Exact repetition is required: output every record in full.

=== Task data ===
· · · · ·
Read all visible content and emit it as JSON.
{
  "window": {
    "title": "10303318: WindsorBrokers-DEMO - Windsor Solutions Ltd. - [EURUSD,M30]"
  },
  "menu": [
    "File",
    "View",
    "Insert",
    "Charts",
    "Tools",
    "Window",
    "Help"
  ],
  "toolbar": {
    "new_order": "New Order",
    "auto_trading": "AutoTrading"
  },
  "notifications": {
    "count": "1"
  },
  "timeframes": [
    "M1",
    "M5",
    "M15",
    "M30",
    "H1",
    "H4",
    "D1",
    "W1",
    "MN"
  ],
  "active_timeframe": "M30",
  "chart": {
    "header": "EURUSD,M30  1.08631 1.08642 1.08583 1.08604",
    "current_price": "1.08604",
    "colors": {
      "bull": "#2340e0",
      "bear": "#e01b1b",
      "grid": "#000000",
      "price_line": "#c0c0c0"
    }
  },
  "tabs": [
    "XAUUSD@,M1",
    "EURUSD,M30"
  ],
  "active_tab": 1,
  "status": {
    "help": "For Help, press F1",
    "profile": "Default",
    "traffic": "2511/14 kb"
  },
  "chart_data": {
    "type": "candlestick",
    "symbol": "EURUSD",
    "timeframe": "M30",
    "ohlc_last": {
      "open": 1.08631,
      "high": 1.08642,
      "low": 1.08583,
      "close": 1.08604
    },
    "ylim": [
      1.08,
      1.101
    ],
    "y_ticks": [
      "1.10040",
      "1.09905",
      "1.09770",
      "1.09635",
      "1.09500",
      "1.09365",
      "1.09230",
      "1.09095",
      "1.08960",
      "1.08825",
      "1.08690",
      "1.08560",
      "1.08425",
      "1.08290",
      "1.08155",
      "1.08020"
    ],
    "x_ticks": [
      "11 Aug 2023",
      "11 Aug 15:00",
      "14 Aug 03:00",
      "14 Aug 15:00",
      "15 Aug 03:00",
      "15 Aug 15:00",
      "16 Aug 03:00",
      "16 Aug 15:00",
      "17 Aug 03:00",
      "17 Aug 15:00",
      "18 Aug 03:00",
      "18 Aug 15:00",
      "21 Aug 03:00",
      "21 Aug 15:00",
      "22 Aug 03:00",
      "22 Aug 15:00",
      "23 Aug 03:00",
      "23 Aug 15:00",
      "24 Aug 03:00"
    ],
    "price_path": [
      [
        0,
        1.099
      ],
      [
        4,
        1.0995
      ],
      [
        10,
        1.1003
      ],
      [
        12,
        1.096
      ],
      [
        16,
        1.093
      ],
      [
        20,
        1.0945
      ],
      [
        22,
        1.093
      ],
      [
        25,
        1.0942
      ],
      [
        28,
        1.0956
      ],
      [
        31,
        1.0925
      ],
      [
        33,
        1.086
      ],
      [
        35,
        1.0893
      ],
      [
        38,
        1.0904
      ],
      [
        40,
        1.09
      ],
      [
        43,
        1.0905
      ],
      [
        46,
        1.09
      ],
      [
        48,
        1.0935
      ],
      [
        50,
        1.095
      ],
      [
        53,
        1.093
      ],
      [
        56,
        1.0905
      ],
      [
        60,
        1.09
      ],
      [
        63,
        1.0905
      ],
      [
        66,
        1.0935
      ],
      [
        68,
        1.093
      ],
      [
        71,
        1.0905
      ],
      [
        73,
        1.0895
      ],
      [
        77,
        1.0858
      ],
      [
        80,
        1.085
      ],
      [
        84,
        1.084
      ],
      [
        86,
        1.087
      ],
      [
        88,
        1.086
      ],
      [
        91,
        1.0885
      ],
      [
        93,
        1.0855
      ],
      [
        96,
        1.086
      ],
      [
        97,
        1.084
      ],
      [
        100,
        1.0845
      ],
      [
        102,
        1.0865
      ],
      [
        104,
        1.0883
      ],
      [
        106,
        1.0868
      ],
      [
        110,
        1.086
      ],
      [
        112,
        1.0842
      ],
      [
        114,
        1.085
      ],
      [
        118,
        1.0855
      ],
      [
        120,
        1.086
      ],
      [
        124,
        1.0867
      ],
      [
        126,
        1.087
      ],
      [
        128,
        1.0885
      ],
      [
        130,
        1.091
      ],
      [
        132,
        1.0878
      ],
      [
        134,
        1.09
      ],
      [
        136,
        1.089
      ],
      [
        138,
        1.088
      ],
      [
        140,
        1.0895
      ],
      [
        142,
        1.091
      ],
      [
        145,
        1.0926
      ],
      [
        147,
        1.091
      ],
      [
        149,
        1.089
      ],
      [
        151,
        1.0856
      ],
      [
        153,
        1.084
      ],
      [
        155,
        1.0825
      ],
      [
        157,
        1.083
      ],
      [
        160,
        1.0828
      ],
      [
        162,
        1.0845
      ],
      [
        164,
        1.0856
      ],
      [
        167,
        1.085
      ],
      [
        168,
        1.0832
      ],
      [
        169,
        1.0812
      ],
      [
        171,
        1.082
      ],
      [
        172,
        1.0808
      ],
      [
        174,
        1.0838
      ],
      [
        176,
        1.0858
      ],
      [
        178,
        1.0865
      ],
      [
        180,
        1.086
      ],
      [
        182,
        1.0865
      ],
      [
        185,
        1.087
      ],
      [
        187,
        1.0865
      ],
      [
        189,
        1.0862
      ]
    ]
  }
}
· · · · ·
=== Output for this task ===
Read all visible content and emit it as JSON.
{
  "window": {
    "title": "10303318: WindsorBrokers-DEMO - Windsor Solutions Ltd. - [EURUSD,M30]"
  },
  "menu": [
    "File",
    "View",
    "Insert",
    "Charts",
    "Tools",
    "Window",
    "Help"
  ],
  "toolbar": {
    "new_order": "New Order",
    "auto_trading": "AutoTrading"
  },
  "notifications": {
    "count": "1"
  },
  "timeframes": [
    "M1",
    "M5",
    "M15",
    "M30",
    "H1",
    "H4",
    "D1",
    "W1",
    "MN"
  ],
  "active_timeframe": "M30",
  "chart": {
    "header": "EURUSD,M30  1.08631 1.08642 1.08583 1.08604",
    "current_price": "1.08604",
    "colors": {
      "bull": "#2340e0",
      "bear": "#e01b1b",
      "grid": "#000000",
      "price_line": "#c0c0c0"
    }
  },
  "tabs": [
    "XAUUSD@,M1",
    "EURUSD,M30"
  ],
  "active_tab": 1,
  "status": {
    "help": "For Help, press F1",
    "profile": "Default",
    "traffic": "2511/14 kb"
  },
  "chart_data": {
    "type": "candlestick",
    "symbol": "EURUSD",
    "timeframe": "M30",
    "ohlc_last": {
      "open": 1.08631,
      "high": 1.08642,
      "low": 1.08583,
      "close": 1.08604
    },
    "ylim": [
      1.08,
      1.101
    ],
    "y_ticks": [
      "1.10040",
      "1.09905",
      "1.09770",
      "1.09635",
      "1.09500",
      "1.09365",
      "1.09230",
      "1.09095",
      "1.08960",
      "1.08825",
      "1.08690",
      "1.08560",
      "1.08425",
      "1.08290",
      "1.08155",
      "1.08020"
    ],
    "x_ticks": [
      "11 Aug 2023",
      "11 Aug 15:00",
      "14 Aug 03:00",
      "14 Aug 15:00",
      "15 Aug 03:00",
      "15 Aug 15:00",
      "16 Aug 03:00",
      "16 Aug 15:00",
      "17 Aug 03:00",
      "17 Aug 15:00",
      "18 Aug 03:00",
      "18 Aug 15:00",
      "21 Aug 03:00",
      "21 Aug 15:00",
      "22 Aug 03:00",
      "22 Aug 15:00",
      "23 Aug 03:00",
      "23 Aug 15:00",
      "24 Aug 03:00"
    ],
    "price_path": [
      [
        0,
        1.099
      ],
      [
        4,
        1.0995
      ],
      [
        10,
        1.1003
      ],
      [
        12,
        1.096
      ],
      [
        16,
        1.093
      ],
      [
        20,
        1.0945
      ],
      [
        22,
        1.093
      ],
      [
        25,
        1.0942
      ],
      [
        28,
        1.0956
      ],
      [
        31,
        1.0925
      ],
      [
        33,
        1.086
      ],
      [
        35,
        1.0893
      ],
      [
        38,
        1.0904
      ],
      [
        40,
        1.09
      ],
      [
        43,
        1.0905
      ],
      [
        46,
        1.09
      ],
      [
        48,
        1.0935
      ],
      [
        50,
        1.095
      ],
      [
        53,
        1.093
      ],
      [
        56,
        1.0905
      ],
      [
        60,
        1.09
      ],
      [
        63,
        1.0905
      ],
      [
        66,
        1.0935
      ],
      [
        68,
        1.093
      ],
      [
        71,
        1.0905
      ],
      [
        73,
        1.0895
      ],
      [
        77,
        1.0858
      ],
      [
        80,
        1.085
      ],
      [
        84,
        1.084
      ],
      [
        86,
        1.087
      ],
      [
        88,
        1.086
      ],
      [
        91,
        1.0885
      ],
      [
        93,
        1.0855
      ],
      [
        96,
        1.086
      ],
      [
        97,
        1.084
      ],
      [
        100,
        1.0845
      ],
      [
        102,
        1.0865
      ],
      [
        104,
        1.0883
      ],
      [
        106,
        1.0868
      ],
      [
        110,
        1.086
      ],
      [
        112,
        1.0842
      ],
      [
        114,
        1.085
      ],
      [
        118,
        1.0855
      ],
      [
        120,
        1.086
      ],
      [
        124,
        1.0867
      ],
      [
        126,
        1.087
      ],
      [
        128,
        1.0885
      ],
      [
        130,
        1.091
      ],
      [
        132,
        1.0878
      ],
      [
        134,
        1.09
      ],
      [
        136,
        1.089
      ],
      [
        138,
        1.088
      ],
      [
        140,
        1.0895
      ],
      [
        142,
        1.091
      ],
      [
        145,
        1.0926
      ],
      [
        147,
        1.091
      ],
      [
        149,
        1.089
      ],
      [
        151,
        1.0856
      ],
      [
        153,
        1.084
      ],
      [
        155,
        1.0825
      ],
      [
        157,
        1.083
      ],
      [
        160,
        1.0828
      ],
      [
        162,
        1.0845
      ],
      [
        164,
        1.0856
      ],
      [
        167,
        1.085
      ],
      [
        168,
        1.0832
      ],
      [
        169,
        1.0812
      ],
      [
        171,
        1.082
      ],
      [
        172,
        1.0808
      ],
      [
        174,
        1.0838
      ],
      [
        176,
        1.0858
      ],
      [
        178,
        1.0865
      ],
      [
        180,
        1.086
      ],
      [
        182,
        1.0865
      ],
      [
        185,
        1.087
      ],
      [
        187,
        1.0865
      ],
      [
        189,
        1.0862
      ]
    ]
  }
}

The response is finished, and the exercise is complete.